- Is detailed in all aspects
- Includes project costs that will be incurred at the time of the program's implementation
- Contains no unexplained amounts for miscellaneous or contingency
- Includes all items asked of the funding source
- Includes all items paid for by other sourcesncludes all personnel; full-time, part-time, volunteers, consultants, etc…
- Details fringe benefits, separate from salaries
- Separately details all non-personnel costs
- Includes any donated services
- Includes all indirect costs and matching funds
This section justifies the personnel needed to adequately support the project. Job descriptions will reflect needed skills, as well as duties, percentage of time on each of the job tasks, and may be placed in the appendices of the proposal. Personnel expenses are located in the budget pages and justified in the budget narrative. An explanation is provided concerning the experience and qualifications of the individuals to be included in the project. This section of the proposal is reviewed critically by the funding agency and usually weighs heavily in the decision to fund the project.
In addition to the contents of the proposal, its appearance is important. Foremost, a proposal should be presented neatly. A cover letter should be submitted, followed by the proposal and attachments, respectively. Since proposals are not voluminous, it is not necessary to include an index or table of contents.
Proposals should not be submitted with binding, as funders often dismantle the proposal and make copies of it when referring it to a review committee for consideration.
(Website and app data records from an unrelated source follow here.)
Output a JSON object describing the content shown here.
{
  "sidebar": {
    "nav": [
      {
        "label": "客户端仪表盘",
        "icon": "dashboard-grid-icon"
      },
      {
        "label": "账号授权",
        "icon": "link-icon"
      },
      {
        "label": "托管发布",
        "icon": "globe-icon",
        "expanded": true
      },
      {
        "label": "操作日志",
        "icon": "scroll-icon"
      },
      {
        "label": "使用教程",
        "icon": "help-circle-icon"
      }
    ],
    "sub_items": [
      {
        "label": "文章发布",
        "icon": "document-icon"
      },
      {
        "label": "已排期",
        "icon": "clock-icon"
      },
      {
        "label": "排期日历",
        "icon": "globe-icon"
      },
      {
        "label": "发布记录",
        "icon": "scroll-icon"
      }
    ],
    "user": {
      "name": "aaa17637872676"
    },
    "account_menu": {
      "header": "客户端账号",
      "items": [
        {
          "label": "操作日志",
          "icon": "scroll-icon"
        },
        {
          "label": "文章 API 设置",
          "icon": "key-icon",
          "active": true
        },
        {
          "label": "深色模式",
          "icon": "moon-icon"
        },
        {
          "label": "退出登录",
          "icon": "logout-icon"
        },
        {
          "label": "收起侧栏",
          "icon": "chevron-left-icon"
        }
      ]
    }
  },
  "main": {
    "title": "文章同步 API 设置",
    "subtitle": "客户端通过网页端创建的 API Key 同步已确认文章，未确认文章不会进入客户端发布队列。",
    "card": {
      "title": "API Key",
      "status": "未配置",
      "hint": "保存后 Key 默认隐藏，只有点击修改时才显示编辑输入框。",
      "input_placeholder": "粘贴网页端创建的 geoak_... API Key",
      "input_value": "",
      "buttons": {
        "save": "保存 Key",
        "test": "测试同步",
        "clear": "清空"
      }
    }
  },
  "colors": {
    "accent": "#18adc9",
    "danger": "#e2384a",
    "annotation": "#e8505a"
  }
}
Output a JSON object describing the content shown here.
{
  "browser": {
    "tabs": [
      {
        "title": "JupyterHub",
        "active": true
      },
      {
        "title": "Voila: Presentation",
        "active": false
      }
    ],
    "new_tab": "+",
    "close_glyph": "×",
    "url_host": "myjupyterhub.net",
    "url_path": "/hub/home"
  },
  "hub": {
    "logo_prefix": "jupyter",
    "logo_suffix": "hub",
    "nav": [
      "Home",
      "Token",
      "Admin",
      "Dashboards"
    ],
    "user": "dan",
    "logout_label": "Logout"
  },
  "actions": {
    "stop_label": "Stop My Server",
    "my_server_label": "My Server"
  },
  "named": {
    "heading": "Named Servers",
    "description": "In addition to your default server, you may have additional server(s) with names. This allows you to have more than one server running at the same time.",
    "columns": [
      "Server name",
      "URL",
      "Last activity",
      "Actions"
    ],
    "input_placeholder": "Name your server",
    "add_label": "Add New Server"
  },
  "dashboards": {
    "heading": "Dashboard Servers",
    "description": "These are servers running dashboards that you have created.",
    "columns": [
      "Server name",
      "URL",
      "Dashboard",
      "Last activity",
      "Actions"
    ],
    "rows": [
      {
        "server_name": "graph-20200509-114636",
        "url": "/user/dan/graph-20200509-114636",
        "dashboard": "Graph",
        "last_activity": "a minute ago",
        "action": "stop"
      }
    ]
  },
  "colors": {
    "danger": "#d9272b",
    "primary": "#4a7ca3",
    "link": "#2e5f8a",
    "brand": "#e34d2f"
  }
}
To assemble a proposal, use staples or a folder to keep it organized.
In summary, a proposal should reflect planning, research and vision. The importance of research cannot be overemphasized, both in terms of the funders solicited and the types of funds requested. The most successful proposals are those, which clearly and concisely state the institution and community's needs and are targeted to donors that fund that field, a reflection of careful planning and research.
Award (Post Application)
- Receive official notification of submission.
- Receive notification of any necessary revisions from funder.
- OSPR Department receives official notification of award or rejection.
- OSPR Department notifies Project Director or grant writers of award or rejection.
- Project Director notifies appropriate Business Office and Deans.
- Begin your project, if funded.
- Submit required contract.
- Follow resubmission process to secure future funding.
Finishing a grant project is just as important as starting one. In many cases, the way in which closeout procedures are handled, such as timely submission of final reports and the quality of those reports, can have a direct affect on the possibility for future funding. There are five areas of management that need particular attention at the close of a funded project: Budget, Personnel, Purchasing Activities, Active Grant Files, Document Storage.
- The budget needs include reconciling grant accounts with college financial figures and notifying the proper personnel that charges can be made against the grant.
- For personnel, termination paperwork must be completed for all staff and, if required payroll changes for staff members who are moving within the system.
- For purchasing activities, purchased equipment should be matched with requisitions and receipt of items should be checked.
- All active grant files need review for grant documents, personnel records, purchase orders and requisitions, and budget including necessary documentation for changes. Remember, the auditors will be reviewing these files.
- Formal reports to the funding source are generally due forty-five to ninety days after the close of a federal grant. State reporting requirements will vary.
- Finally, arrange for appropriate storage of grant files and documents if the project is not a continuing one.